The Bucareli Corridor is one of the most famous in Mexico City. Lined with historic buildings, until the Paseo de la Reforma was begun in the 1860s, this was Mexico City's main drag.
The avenue began under the Viceroy Antonio María de Bucareli y Ursúa (1717–1779). During his reign, between 1771 and his death in 1779, he built the Paseo Nuevo with two rows of trees on each side to shade pedestrians. Its three traffic circles were each outfitted with fountains (two of them by Manuel Tolsá). It remained the most important street until well into the 19th century. It soon came to be known as the Paseo de Bucareli.

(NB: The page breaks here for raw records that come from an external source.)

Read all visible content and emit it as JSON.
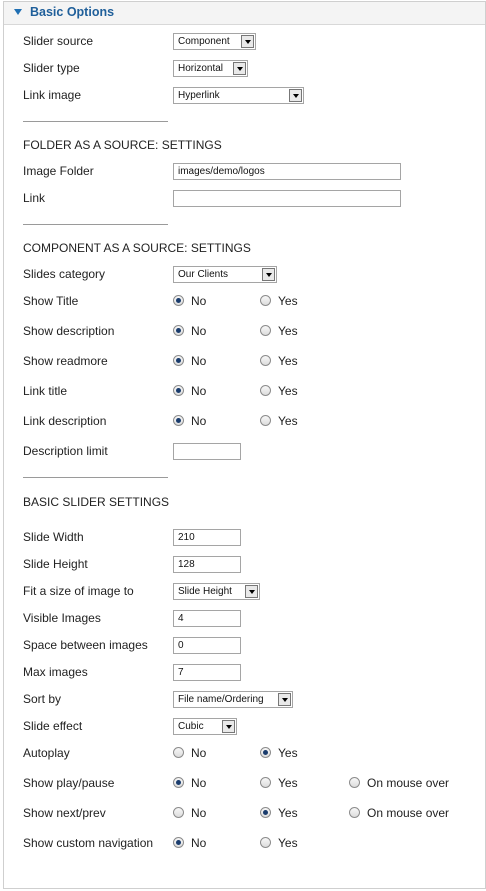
{
  "panel": {
    "title": "Basic Options"
  },
  "fields": {
    "slider_source": {
      "label": "Slider source",
      "value": "Component"
    },
    "slider_type": {
      "label": "Slider type",
      "value": "Horizontal"
    },
    "link_image": {
      "label": "Link image",
      "value": "Hyperlink"
    }
  },
  "folder_section": {
    "title": "FOLDER AS A SOURCE: SETTINGS",
    "image_folder": {
      "label": "Image Folder",
      "value": "images/demo/logos"
    },
    "link": {
      "label": "Link",
      "value": ""
    }
  },
  "component_section": {
    "title": "COMPONENT AS A SOURCE: SETTINGS",
    "slides_category": {
      "label": "Slides category",
      "value": "Our Clients"
    },
    "show_title": {
      "label": "Show Title",
      "selected": "No"
    },
    "show_description": {
      "label": "Show description",
      "selected": "No"
    },
    "show_readmore": {
      "label": "Show readmore",
      "selected": "No"
    },
    "link_title": {
      "label": "Link title",
      "selected": "No"
    },
    "link_description": {
      "label": "Link description",
      "selected": "No"
    },
    "description_limit": {
      "label": "Description limit",
      "value": ""
    }
  },
  "slider_section": {
    "title": "BASIC SLIDER SETTINGS",
    "slide_width": {
      "label": "Slide Width",
      "value": "210"
    },
    "slide_height": {
      "label": "Slide Height",
      "value": "128"
    },
    "fit_size": {
      "label": "Fit a size of image to",
      "value": "Slide Height"
    },
    "visible_images": {
      "label": "Visible Images",
      "value": "4"
    },
    "space_between": {
      "label": "Space between images",
      "value": "0"
    },
    "max_images": {
      "label": "Max images",
      "value": "7"
    },
    "sort_by": {
      "label": "Sort by",
      "value": "File name/Ordering"
    },
    "slide_effect": {
      "label": "Slide effect",
      "value": "Cubic"
    },
    "autoplay": {
      "label": "Autoplay",
      "selected": "Yes"
    },
    "show_play_pause": {
      "label": "Show play/pause",
      "selected": "No"
    },
    "show_next_prev": {
      "label": "Show next/prev",
      "selected": "Yes"
    },
    "show_custom_navigation": {
      "label": "Show custom navigation",
      "selected": "No"
    }
  },
  "options": {
    "no": "No",
    "yes": "Yes",
    "on_mouse_over": "On mouse over"
  }
}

At the beginning of the 20th century, the famed naturalist and hydro-enginer, Miguel Ángel de Quevedo completed the beloved Mascota Housing Complex on the west side of the southern section of the street. This was to prove hugely consequential and influential for the rest of the century, and for the many great housing projects to come in that century.
Today people still wander the street, from the great newspaper buildings at the northern end, to the Mercado Juarez at the south.